Like the A500, the A600 was aimed at the lower end of the market, with the higher end being dominated by the Amiga 3000. It was intended by Commodore to revitalize sales of the A500-related line before the introduction of the 32-bit Amiga 1200. According to Dave Haynie, the A600 "was supposed to be 5060 US$ cheaper than the A500, but it came in at about that much more expensive than the A500." This is supported by the fact that the A600 was originally to have been numbered the A300, positioning it as a lower-budget version of the A500+. In the event, the cost led the machine to be marketed as a replacement for the A500+, requiring a change of number. Early models feature motherboards and power supplies with the A300 designation. The managing director of Commodore UK, David Pleasance, described the A600 as a "complete and utter screw-up". In comparison to the popular A500 it was considered unexpandable, did not improve on the A500's CPU, was more expensive, and lacked a numeric keypad meaning that some existing software such as flight simulators and application software cannot be used without a numerical pad emulator. An "A600HD" model was sold with an internal 2.5" ATA hard disk drive of either 20 or 40 MB. This model was marketed as a more "scholarly" version of a home computer, previously best known for its extensive range of games, and retailed at almost double the price of a standard A600. However, this hard disk support introduced some issues with existing Amiga software because the memory used for hard disk control prevented some memory-intensive titles from launching without disabling the hard drive (via the machine's inbuilt boot menu). Later models sold without a hard disk drive in the "Wild, Weird, and Wicked" bundle contained the A600HD label, but with the HD cradle and HD missing. These all have ROM version 37.350. The A600 is the first Amiga model that was manufactured in the UK. The factory was in Irvine, Scotland, although some later examples were manufactured in Hong Kong.

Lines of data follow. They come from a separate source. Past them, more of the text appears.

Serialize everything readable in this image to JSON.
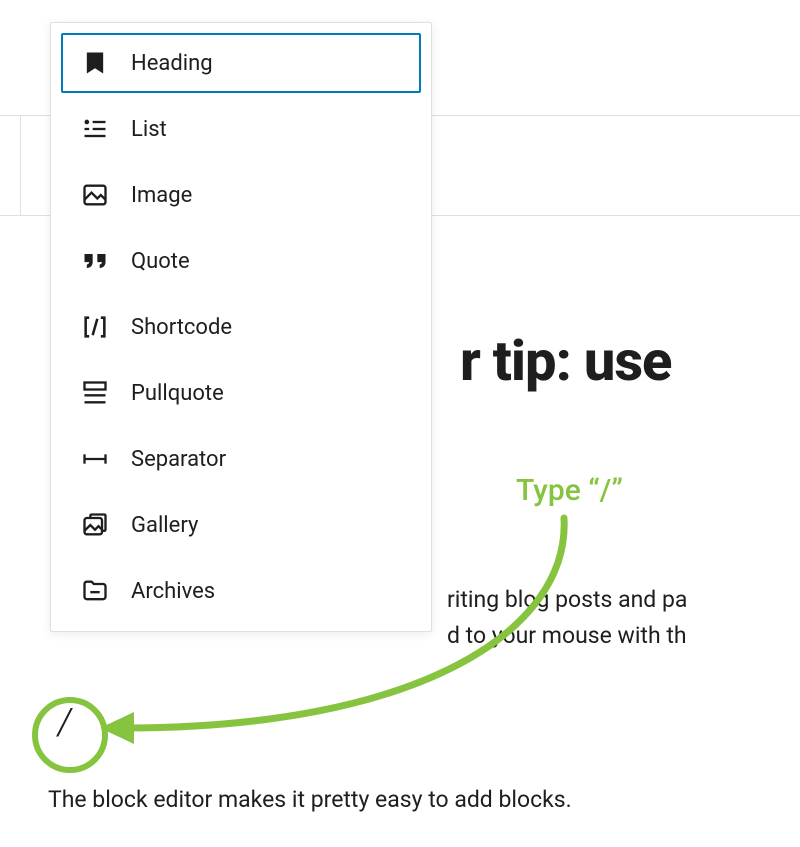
{
  "menu": {
    "items": [
      {
        "label": "Heading",
        "icon": "heading-icon",
        "selected": true
      },
      {
        "label": "List",
        "icon": "list-icon",
        "selected": false
      },
      {
        "label": "Image",
        "icon": "image-icon",
        "selected": false
      },
      {
        "label": "Quote",
        "icon": "quote-icon",
        "selected": false
      },
      {
        "label": "Shortcode",
        "icon": "shortcode-icon",
        "selected": false
      },
      {
        "label": "Pullquote",
        "icon": "pullquote-icon",
        "selected": false
      },
      {
        "label": "Separator",
        "icon": "separator-icon",
        "selected": false
      },
      {
        "label": "Gallery",
        "icon": "gallery-icon",
        "selected": false
      },
      {
        "label": "Archives",
        "icon": "archives-icon",
        "selected": false
      }
    ]
  },
  "background": {
    "title_fragment": "r tip: use",
    "para_line1_fragment": "riting blog posts and pa",
    "para_line2_fragment": "d to your mouse with th",
    "bottom_line": "The block editor makes it pretty easy to add blocks."
  },
  "annotation": {
    "label": "Type “/”",
    "slash": "/",
    "color": "#86c440"
  }
}
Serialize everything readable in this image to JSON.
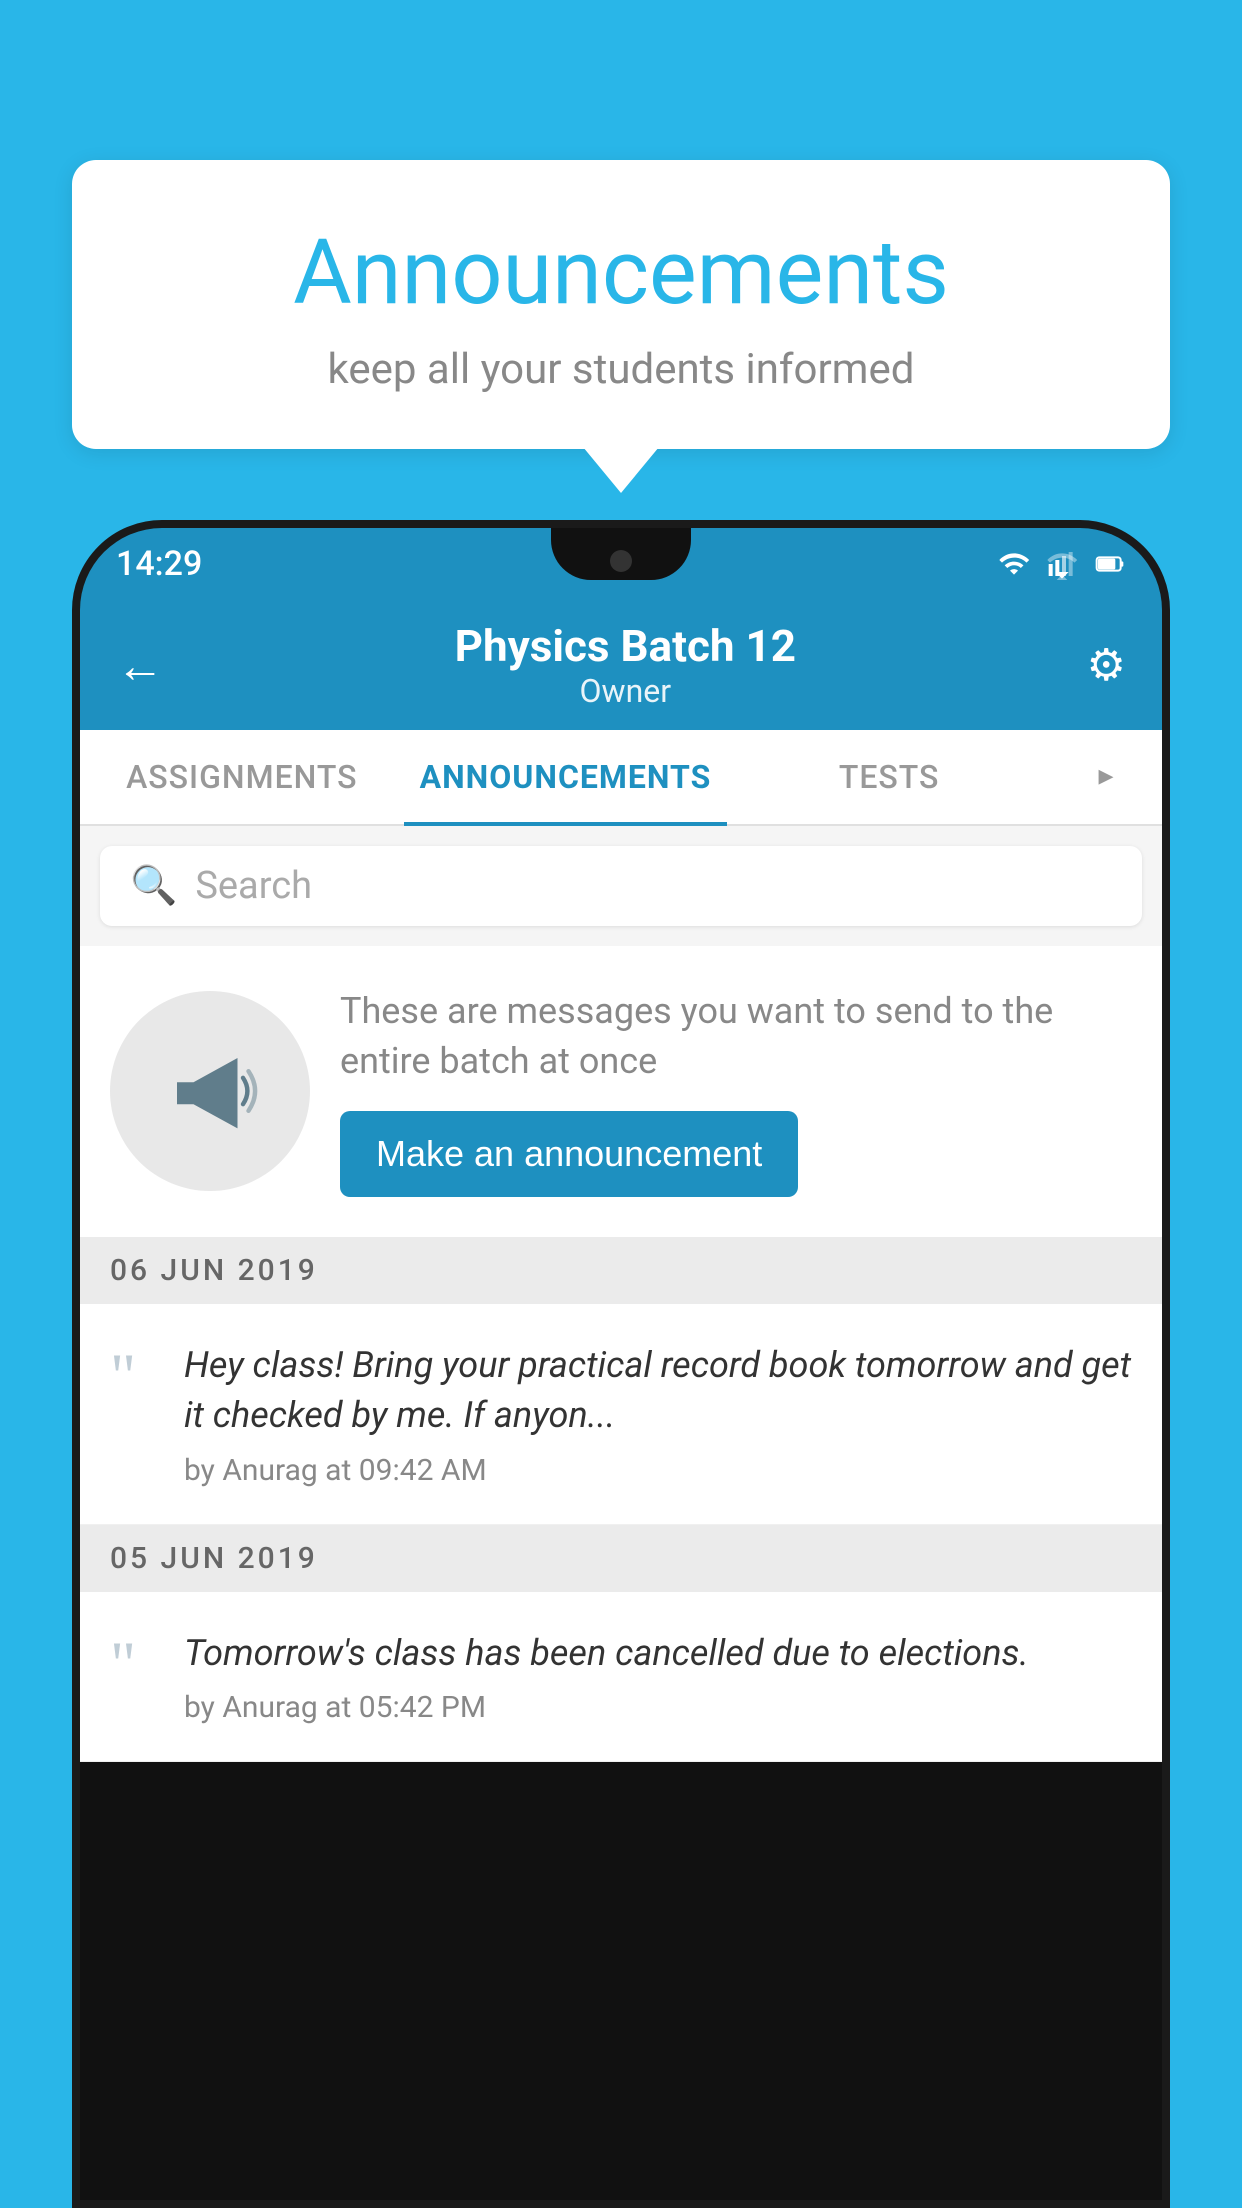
{
  "background_color": "#29b6e8",
  "announcement_card": {
    "title": "Announcements",
    "subtitle": "keep all your students informed"
  },
  "phone": {
    "status_bar": {
      "time": "14:29"
    },
    "header": {
      "title": "Physics Batch 12",
      "subtitle": "Owner",
      "back_icon": "←",
      "gear_icon": "⚙"
    },
    "tabs": [
      {
        "label": "ASSIGNMENTS",
        "active": false
      },
      {
        "label": "ANNOUNCEMENTS",
        "active": true
      },
      {
        "label": "TESTS",
        "active": false
      },
      {
        "label": "...",
        "active": false
      }
    ],
    "search": {
      "placeholder": "Search"
    },
    "prompt": {
      "text": "These are messages you want to send to the entire batch at once",
      "button_label": "Make an announcement"
    },
    "announcements": [
      {
        "date": "06  JUN  2019",
        "message": "Hey class! Bring your practical record book tomorrow and get it checked by me. If anyon...",
        "author": "by Anurag at 09:42 AM"
      },
      {
        "date": "05  JUN  2019",
        "message": "Tomorrow's class has been cancelled due to elections.",
        "author": "by Anurag at 05:42 PM"
      }
    ]
  }
}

It was also manufactured in the Philippines. The first-ever production A600serial number "1"resided in the Commodore UK managing director's office.